Amantadine is an antiviral and central nervous system stimulant that inhibits viral infection of the cell and increases dopaminergic activity in the brain.

Amantadine was first approved to treat the Asian flu (Influenza A) but was subsequently found to assist in the treatment of muscle stiffness and muscle control in Parksinson’s and in the treatment of carbon monoxide poisoning. Amantadine improves fatigue and muscle control and reduces muscle stiffness in some multiple sclerosis (MS) patients. Its most common use to short-term treatment of the flu.

Amantadine interferes with a viral protein needed to ‘uncoat’ a virus once it enters the cell. Amantadine’s mode of action in the central nervous system is unclear but appears to involve increased dopamine and perhaps norepinephrine release.

Amantadine May Be Helpful in Chronic Fatigue Syndrome (ME/CFS) Because it has antiviral activities and because it may enhance the activity of a part of the central nervous system (dopaminergic functioning) that may be underactive in chronic fatigue syndrome (ME/CFS). Amantadine can effect several symptoms (fatigue, muscle stiffness) found in ME/CFS/FM.

Chronic Fatigue Syndrome (ME/CFS) Studies - Amantadine was poorly tolerated by ME/CFS patients and showed little benefit in a cross-over study with carnitine.
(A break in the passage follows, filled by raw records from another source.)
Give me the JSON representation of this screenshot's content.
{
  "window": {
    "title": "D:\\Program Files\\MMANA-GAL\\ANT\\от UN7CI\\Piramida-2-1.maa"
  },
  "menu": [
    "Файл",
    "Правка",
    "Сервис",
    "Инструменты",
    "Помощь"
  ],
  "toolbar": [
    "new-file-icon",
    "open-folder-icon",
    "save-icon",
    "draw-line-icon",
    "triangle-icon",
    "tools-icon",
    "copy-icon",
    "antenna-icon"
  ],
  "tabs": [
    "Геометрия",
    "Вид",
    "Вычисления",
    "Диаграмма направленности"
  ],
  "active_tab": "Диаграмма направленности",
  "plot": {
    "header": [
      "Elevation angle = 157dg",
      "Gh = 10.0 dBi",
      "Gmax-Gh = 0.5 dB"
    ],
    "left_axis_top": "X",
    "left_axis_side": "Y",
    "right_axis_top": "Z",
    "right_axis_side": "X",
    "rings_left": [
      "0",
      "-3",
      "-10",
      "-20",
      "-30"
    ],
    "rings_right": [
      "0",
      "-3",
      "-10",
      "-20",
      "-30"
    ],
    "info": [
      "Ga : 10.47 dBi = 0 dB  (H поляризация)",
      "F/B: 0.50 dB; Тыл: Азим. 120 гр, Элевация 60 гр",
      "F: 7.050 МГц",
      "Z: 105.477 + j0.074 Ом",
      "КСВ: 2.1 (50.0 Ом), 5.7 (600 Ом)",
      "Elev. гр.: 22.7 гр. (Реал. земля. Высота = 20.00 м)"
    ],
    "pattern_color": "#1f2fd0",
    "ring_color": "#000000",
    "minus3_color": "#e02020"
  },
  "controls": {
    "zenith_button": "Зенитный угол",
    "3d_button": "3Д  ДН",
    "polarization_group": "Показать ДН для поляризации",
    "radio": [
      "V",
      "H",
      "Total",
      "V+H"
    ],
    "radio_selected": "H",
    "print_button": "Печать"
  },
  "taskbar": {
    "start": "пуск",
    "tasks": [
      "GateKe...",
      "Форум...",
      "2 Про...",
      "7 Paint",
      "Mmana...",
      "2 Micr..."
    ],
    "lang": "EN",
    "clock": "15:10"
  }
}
Chronic Fatigue Syndrome (ME/CFS) Doctors Report  - Over a small sampling of patients Dr. Bell found that 40% could not tolerate the drug (mostly due to jitteriness and anxiousness) and 40% reported from moderately improved to excellent results. Amantadine seemed to be most effective in treating moderately ill patients. Dr. De Meirleir reports Amantadine relieves fatigue in some ME/CFS patients.

Dose - Dr. Bell reports that the standard dose of 100 mg twice daily causes jitteriness and exacerbates symptoms in ME/CFS. He starts at half a teaspoon a day (25 mgs.) and works his way up to 50 mgs.

Side effects  - Amantadine is reportedly generally well tolerated (but seems to be less so in ME/CFS overall). Side effects can include dizziness, trouble sleeping, nausea. Rare side effects include shortness of breath, swelling of hands and feet, nervousness, anxiety, difficulty in concentrating, and exacerbations of pre-existing seizure disorders and psychiatric symptoms, etc. Very rare cases of suicide attempts have been reported in people without psychiatric symptoms taking short-term courses of Amantadine for the flu.

Mary Evans July 2, 2012 at 11:30 am

I began amantadine (100 mg 2x/day) two weeks ago as an adjunct to the carbidopa/levadopa that I have been taking for five years for “atypical (or early) Parkinson’s – mainly balance and stiffness. But my main problem is serious fatigue. I also have been diagnosed with fibromyalgia (60 years now – I remember being very ill at age 8 and never being the same after – crying myself to sleep from the pain in my knees and everywhere else) and also had sudden onset (after flu like illness) CFS for 7 years seriously in my early forties and 3 more to re-learn reading and writing – and thinking. The first 3 nights after beginning amantadine I couldn’t sleep but the big drop in muscle stiffness and feeling of calmness was worth it. Then I began sleeping better than ever. Now I feel better than I have in years and have been able to cook, clean, organize my home, and resume writing. If things remain for a while as they are now with it, it will be a great boon.

Cort July 2, 2012 at 11:53 am

Congratulations Mary – you more than deserve some good sleep, reduced stiffness and better health. Please check in again later and tell us how its going. :)

Comments on this entry are closed.